In Africa, as everywhere else, Covid-19 has tested government’s capacity to deliver for its people – to the limit.
The challenges facing Africa’s leaders in the coming years – managing ongoing crises such as the pandemic, driving the recovery and accelerating socioeconomic transformation as well as development aspirations for their people – are equally immense. Improving the scope of governments to deliver on these priorities has never been more important.
Fortunately, delivery – the practice of how political leaders drive government implementation of projects, programmes and reforms to honour their political promises – is now a rising priority throughout Africa, auguring well for recovery and transformation.
Delivery, based on the principles of prioritisation, policy, planning and performance management (the four Ps), was first developed in a formal sense by Tony Blair as Prime Minister of the United Kingdom. When the Tony Blair Institute (TBI) started working in Africa in 2008, there were no delivery units in presidential or prime ministerial offices on the continent. Today, half of African governments have established delivery units at the heart of their governments, with small teams of high-calibre staff working directly for the leader to support him or her to ensure timely implementation of their priorities.
Over the past five years alone, 14 countries including Togo, Burkina Faso and Angola have adopted delivery mechanisms at the core of government, and today there are at least 25 such mechanisms at the national level plus various others at sub-national level.
Many countries are also applying delivery principles in other ways, for example, by dispersing these functions across departments and agencies, in the hub of government as well as in sectoral line ministries and agencies. Governments such as Kenya and Rwanda have been promoting the adoption of a delivery culture across the breadth of government to drive post-Covid recovery and to implement development agendas such as Kenya’s “Big Four” – food security, affordable housing, manufacturing and universal health care.
Why Delivery Is Vital
This focus on delivery is already bearing fruit in a variety of ways across Africa.
First, through improved performance management, as seen in Rwanda’s effort to roll out such contracts within the government, thereby strengthening delivery culture across the civil service. Its performance contract system, IMIHIGO, formally reintroduced in 2006, is based upon a pre-colonial tradition where warriors or leaders would publicly vow to accomplish certain deeds with failure to fulfil these promises resulting in shame and embarrassment. The current IMIHIGO system provides incentives based upon outcome-level targets for civil servants across government.

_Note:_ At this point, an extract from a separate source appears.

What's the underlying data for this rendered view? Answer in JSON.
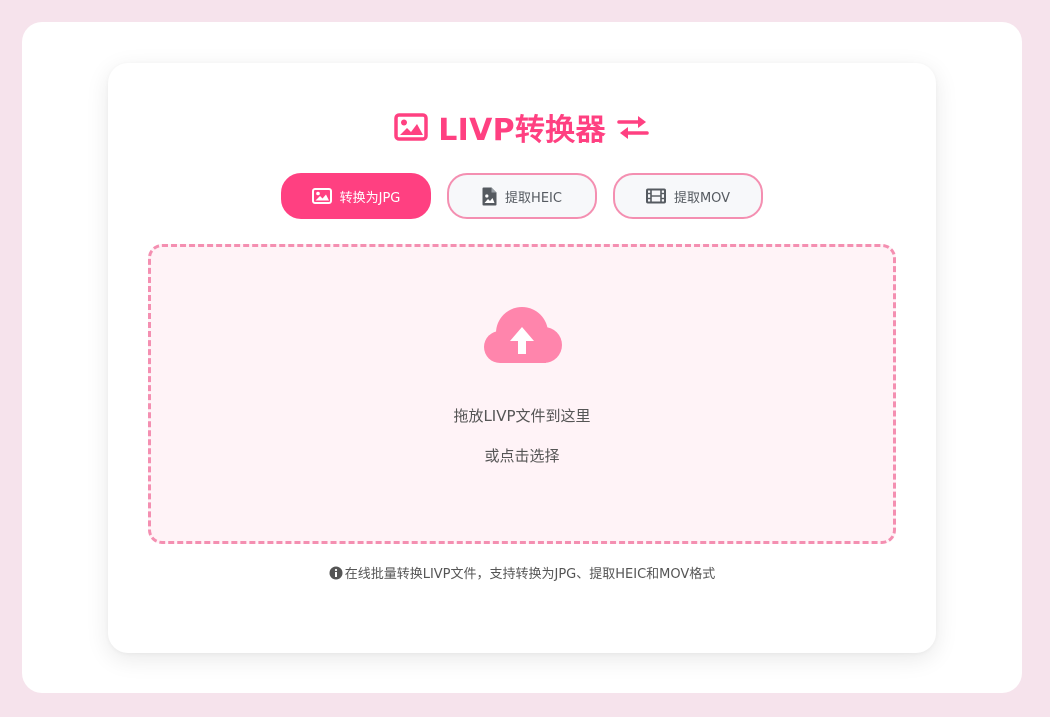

Delivery can help co-ordinate different levels of government as in the case of Kenya’s pioneering “One-Government Approach” being employed to achieve the Big Four agenda. Through its Presidential Delivery Unit, the Kenyan government has established a co-ordination system for implementing key initiatives with decision-making bodies devolved to different levels of government. This proved particularly useful at the onset of the Covid-19 pandemic with the system facilitating a rapid response to the crisis.
Delivery can also provide a basis for generating consensus. Senegal has been using a delivery lab approach to engage a range of stakeholders in defining, designing, quality assuring and building consensus around the government’s priorities and plans. Its delivery unit – the Bureau Operational de Suivi du Plan Senegal Emergent (BOS) – strengthened the country’s planning functions, among others, by using the approach to generate a robust roadmap for how it can produce 50 per cent of its pharmaceutical drug needs locally by 2035.
Lessons from Africa on adoption of delivery culture to date:
Heads of state need to embrace their leadership role as change agents, promoting a delivery culture in an active and visible manner.
Delivery should be centred around problem-solving, rather than mere monitoring, with related processes built-in to enable this.
The experience of governments with a well-established delivery culture, including via an established unit in the president’s office, suggests that adopting a hub and spoke approach where delivery professionals are embedded across the breadth of government can be effective.
Delivery processes can be streamlined by integrating data technology solutions.
The Role of Development Partners
The growing appeal of delivery was seen in November 2020 when government representatives from 22 African countries – as diverse as Mali and The Gambia through to Ethiopia and Morocco – attended the second Africa Delivery Exchange (ADX 2020) event, co-hosted by the Government of Kenya, African Development Bank (AfDB) and TBI. Such a large, pan-African event would not have been possible ten or, even, five years ago.
Development partners have a big role to play in further embedding this trend. Some, such as the AfDB and the Bill & Melinda Gates Foundation, already support delivery mechanisms in African countries. They have done well to keep governments in the driving seat to own their delivery agenda. More such support is needed, though, as various countries and sub-national governments still lack proper assistance in this area: additional partners are needed to bolster existing delivery mechanisms and establish new ones.
Development partners also provide an external voice to advocate for the continuity of delivery mechanisms throughout political transitions and can promote international learning of delivery best practices through structures such as the newly established Africa Delivery Units Network.
As countries transition from Covid-19 response towards a transformational socioeconomic recovery, delivery mechanisms are increasingly well-placed to help turn political promises into reality for the benefit of citizens. This momentum must be supported.